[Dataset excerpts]
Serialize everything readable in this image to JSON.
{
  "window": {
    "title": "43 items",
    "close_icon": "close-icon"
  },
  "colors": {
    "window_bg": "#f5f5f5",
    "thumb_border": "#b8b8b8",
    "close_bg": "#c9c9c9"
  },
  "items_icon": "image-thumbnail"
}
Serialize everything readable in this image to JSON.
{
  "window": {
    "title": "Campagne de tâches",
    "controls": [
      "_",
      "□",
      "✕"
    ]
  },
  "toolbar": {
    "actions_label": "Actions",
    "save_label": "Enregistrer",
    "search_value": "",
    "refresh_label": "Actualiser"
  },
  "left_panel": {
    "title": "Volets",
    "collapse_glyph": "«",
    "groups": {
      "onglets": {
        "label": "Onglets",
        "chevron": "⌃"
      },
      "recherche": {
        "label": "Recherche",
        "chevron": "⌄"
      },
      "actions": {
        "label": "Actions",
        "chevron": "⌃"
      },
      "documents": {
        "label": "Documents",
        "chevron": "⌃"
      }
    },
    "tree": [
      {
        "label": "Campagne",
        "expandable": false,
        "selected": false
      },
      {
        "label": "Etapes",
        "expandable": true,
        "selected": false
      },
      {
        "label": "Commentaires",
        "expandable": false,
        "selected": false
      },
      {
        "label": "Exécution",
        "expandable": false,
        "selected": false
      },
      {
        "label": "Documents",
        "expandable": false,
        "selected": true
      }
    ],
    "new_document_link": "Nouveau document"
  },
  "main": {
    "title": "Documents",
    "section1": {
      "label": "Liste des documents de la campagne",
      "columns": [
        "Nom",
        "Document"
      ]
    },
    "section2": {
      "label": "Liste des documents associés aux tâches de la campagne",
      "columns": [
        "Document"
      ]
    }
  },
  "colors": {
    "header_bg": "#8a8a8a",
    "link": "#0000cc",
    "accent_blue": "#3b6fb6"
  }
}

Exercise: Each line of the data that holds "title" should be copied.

Task response:
    "title": "43 items",
    "title": "Campagne de tâches",
    "title": "Volets",
    "title": "Documents",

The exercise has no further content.